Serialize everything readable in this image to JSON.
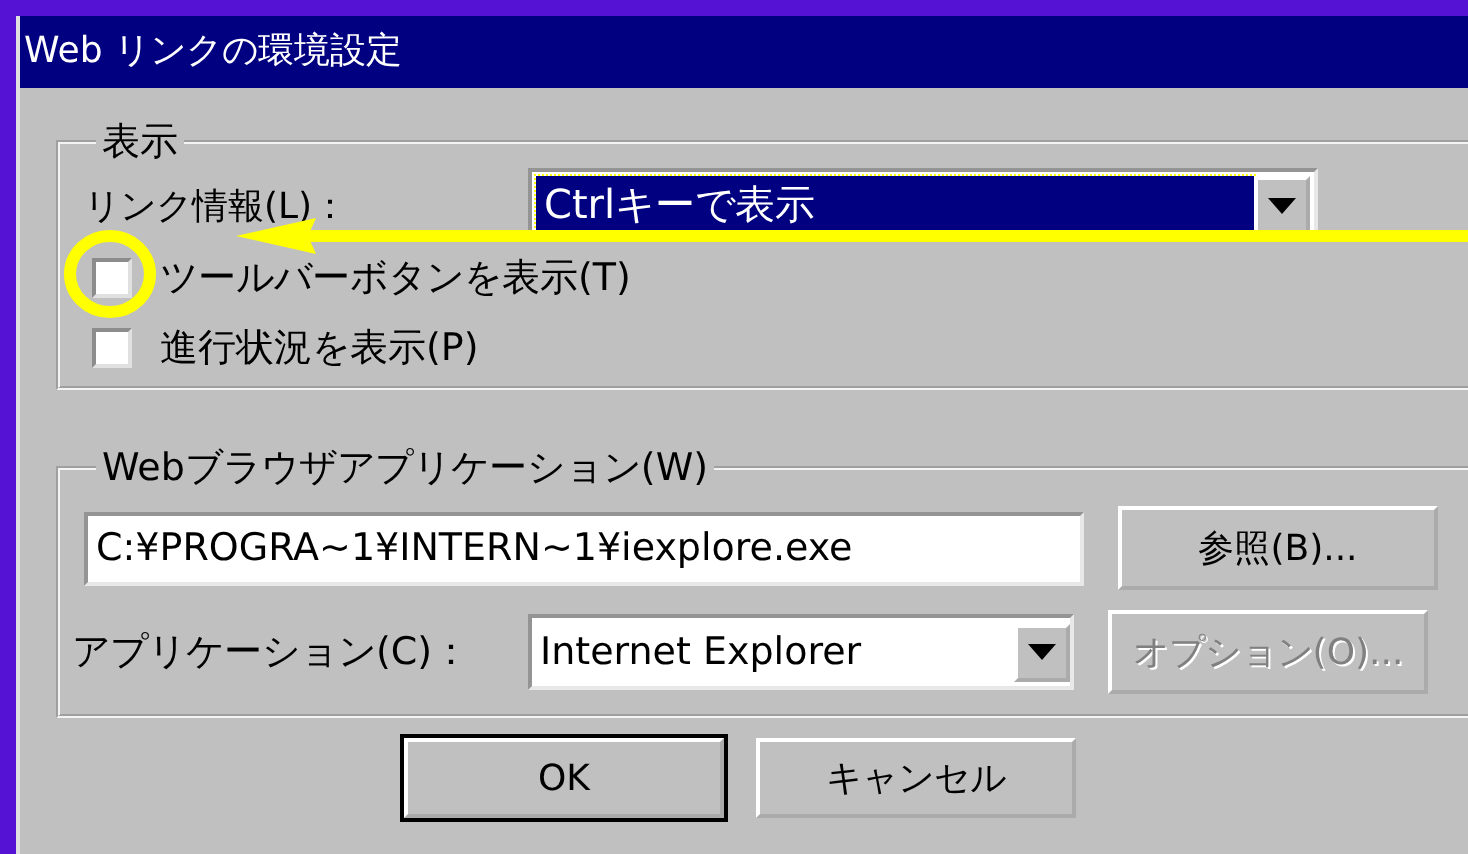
{
  "window": {
    "title": "Web リンクの環境設定"
  },
  "display_group": {
    "title": "表示",
    "link_info_label": "リンク情報(L)：",
    "link_info_value": "Ctrlキーで表示",
    "checkboxes": [
      {
        "label": "ツールバーボタンを表示(T)",
        "checked": false
      },
      {
        "label": "進行状況を表示(P)",
        "checked": false
      }
    ]
  },
  "browser_group": {
    "title": "Webブラウザアプリケーション(W)",
    "path": "C:¥PROGRA~1¥INTERN~1¥iexplore.exe",
    "browse_button": {
      "label": "参照(B)...",
      "disabled": false
    },
    "app_label": "アプリケーション(C)：",
    "app_value": "Internet Explorer",
    "options_button": {
      "label": "オプション(O)...",
      "disabled": true
    }
  },
  "buttons": [
    "OK",
    "キャンセル"
  ]
}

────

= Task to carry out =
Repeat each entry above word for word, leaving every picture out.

= Answer space =
Serialize everything readable in this image to JSON.
{
  "window": {
    "title": "Web リンクの環境設定"
  },
  "display_group": {
    "title": "表示",
    "link_info_label": "リンク情報(L)：",
    "link_info_value": "Ctrlキーで表示",
    "checkboxes": [
      {
        "label": "ツールバーボタンを表示(T)",
        "checked": false
      },
      {
        "label": "進行状況を表示(P)",
        "checked": false
      }
    ]
  },
  "browser_group": {
    "title": "Webブラウザアプリケーション(W)",
    "path": "C:¥PROGRA~1¥INTERN~1¥iexplore.exe",
    "browse_button": {
      "label": "参照(B)...",
      "disabled": false
    },
    "app_label": "アプリケーション(C)：",
    "app_value": "Internet Explorer",
    "options_button": {
      "label": "オプション(O)...",
      "disabled": true
    }
  },
  "buttons": [
    "OK",
    "キャンセル"
  ]
}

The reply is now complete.